In the data below, find every line with the word "JSON" and copy it.

Web page and app entries:
○ ○ ○ ○ ○ ○ ○

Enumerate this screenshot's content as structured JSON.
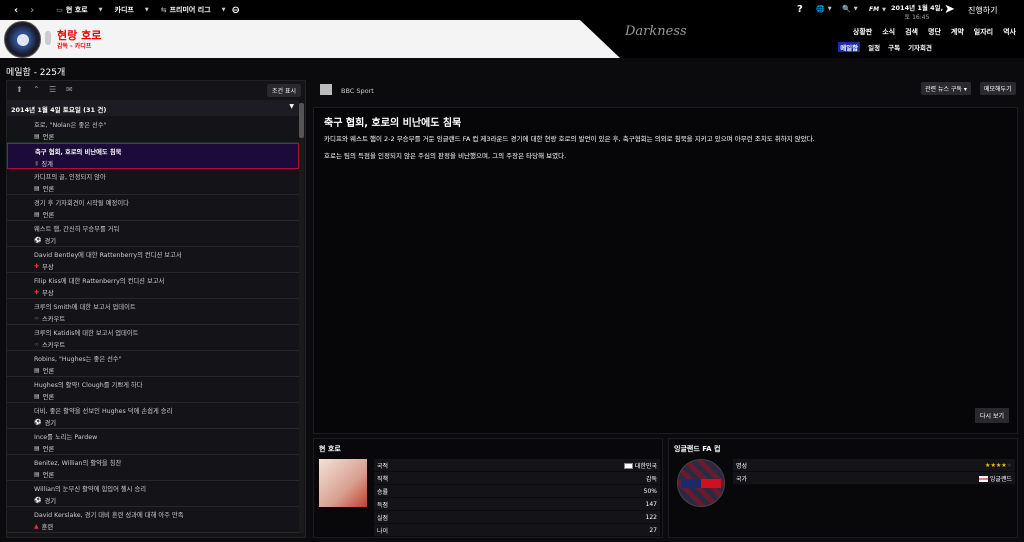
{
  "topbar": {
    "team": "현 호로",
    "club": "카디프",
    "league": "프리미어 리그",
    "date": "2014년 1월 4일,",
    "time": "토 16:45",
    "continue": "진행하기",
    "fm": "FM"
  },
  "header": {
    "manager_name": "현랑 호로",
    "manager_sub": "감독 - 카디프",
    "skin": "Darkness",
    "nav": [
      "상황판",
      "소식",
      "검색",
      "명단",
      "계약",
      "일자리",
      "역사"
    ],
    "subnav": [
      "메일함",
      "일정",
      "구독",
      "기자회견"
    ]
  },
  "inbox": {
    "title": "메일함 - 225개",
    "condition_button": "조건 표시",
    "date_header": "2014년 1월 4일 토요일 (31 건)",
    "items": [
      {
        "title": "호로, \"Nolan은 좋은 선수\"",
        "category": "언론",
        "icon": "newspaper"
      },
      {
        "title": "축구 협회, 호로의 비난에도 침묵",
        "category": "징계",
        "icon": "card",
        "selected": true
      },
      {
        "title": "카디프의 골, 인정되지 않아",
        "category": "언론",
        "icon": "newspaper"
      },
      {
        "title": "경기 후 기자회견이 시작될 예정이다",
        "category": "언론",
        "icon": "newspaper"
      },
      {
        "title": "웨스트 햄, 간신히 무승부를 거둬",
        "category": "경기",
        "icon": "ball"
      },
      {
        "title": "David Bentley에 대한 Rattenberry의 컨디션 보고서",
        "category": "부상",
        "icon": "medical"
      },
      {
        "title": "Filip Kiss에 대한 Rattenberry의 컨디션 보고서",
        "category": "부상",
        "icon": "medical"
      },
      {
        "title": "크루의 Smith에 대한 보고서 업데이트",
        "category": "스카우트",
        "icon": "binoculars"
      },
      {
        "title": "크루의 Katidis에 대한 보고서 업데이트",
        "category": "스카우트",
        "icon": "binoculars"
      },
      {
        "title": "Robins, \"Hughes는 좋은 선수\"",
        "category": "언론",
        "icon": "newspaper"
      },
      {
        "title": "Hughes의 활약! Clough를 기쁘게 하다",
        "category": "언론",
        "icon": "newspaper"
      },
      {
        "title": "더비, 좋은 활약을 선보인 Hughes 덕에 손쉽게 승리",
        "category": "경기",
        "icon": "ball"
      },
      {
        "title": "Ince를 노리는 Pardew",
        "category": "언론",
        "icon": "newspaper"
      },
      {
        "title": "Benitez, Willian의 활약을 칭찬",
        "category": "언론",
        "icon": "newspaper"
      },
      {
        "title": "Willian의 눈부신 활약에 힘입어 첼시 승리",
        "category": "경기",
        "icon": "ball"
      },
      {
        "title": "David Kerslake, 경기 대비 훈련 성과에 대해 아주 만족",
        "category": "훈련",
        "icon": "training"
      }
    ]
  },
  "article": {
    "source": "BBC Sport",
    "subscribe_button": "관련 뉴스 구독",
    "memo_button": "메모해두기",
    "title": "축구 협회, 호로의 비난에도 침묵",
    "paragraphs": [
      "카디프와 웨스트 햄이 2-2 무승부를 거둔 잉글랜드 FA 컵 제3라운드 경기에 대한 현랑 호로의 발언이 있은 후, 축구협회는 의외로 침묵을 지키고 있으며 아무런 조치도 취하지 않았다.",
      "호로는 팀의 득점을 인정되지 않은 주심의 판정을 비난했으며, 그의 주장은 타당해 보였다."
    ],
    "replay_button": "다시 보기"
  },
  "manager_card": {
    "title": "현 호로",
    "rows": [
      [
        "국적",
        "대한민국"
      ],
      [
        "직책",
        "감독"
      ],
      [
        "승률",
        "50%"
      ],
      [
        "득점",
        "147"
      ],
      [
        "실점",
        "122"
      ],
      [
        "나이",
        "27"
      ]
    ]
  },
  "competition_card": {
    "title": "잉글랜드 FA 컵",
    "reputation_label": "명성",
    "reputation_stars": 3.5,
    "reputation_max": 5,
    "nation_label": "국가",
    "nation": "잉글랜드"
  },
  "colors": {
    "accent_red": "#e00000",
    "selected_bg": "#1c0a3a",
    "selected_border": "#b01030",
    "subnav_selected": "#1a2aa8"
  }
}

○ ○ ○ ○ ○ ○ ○

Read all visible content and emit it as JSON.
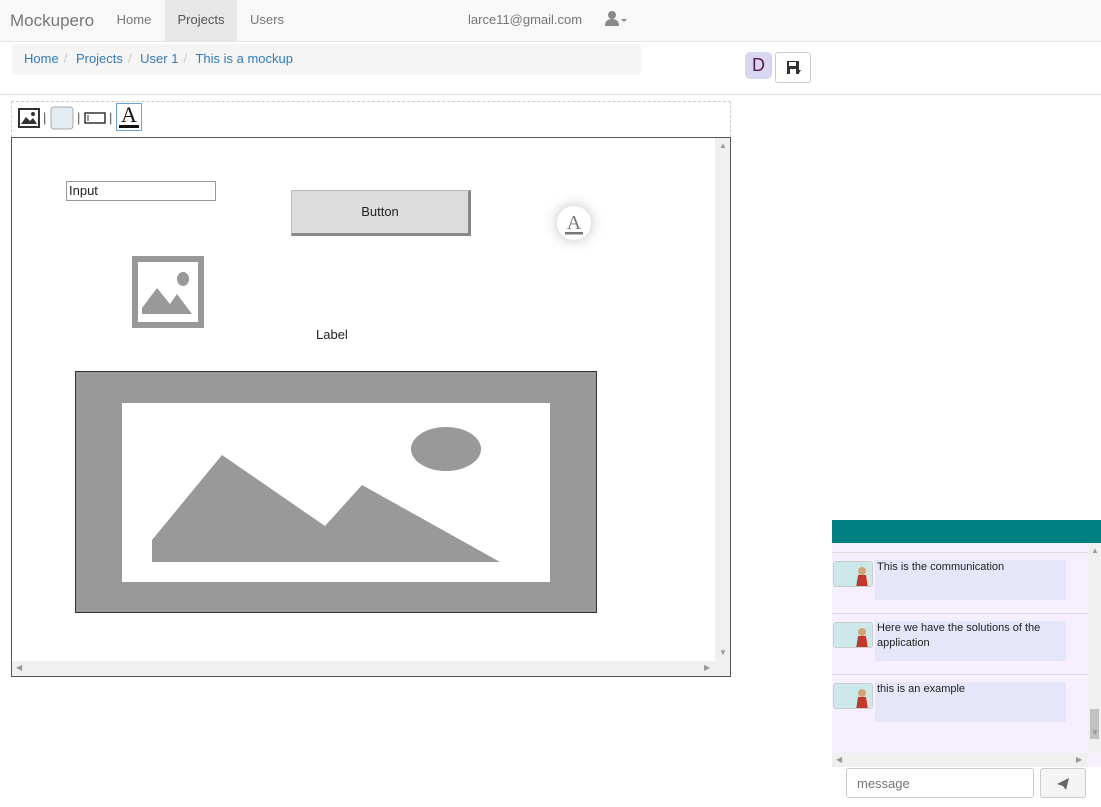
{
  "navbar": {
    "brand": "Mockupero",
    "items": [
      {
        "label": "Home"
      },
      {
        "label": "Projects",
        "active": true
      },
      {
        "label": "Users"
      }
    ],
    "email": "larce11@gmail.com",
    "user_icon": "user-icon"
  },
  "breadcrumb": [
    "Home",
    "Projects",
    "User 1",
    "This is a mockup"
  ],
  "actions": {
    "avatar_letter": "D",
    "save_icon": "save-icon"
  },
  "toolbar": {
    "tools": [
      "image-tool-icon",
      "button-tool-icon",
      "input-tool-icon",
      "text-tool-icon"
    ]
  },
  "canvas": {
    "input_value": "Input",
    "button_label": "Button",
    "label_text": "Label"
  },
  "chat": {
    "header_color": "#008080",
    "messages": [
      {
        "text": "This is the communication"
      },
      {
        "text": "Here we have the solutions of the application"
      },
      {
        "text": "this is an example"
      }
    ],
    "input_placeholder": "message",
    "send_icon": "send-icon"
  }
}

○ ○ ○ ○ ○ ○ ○

*Completed task*
Enumerate this screenshot's content as structured JSON.
Read all visible content and emit it as JSON.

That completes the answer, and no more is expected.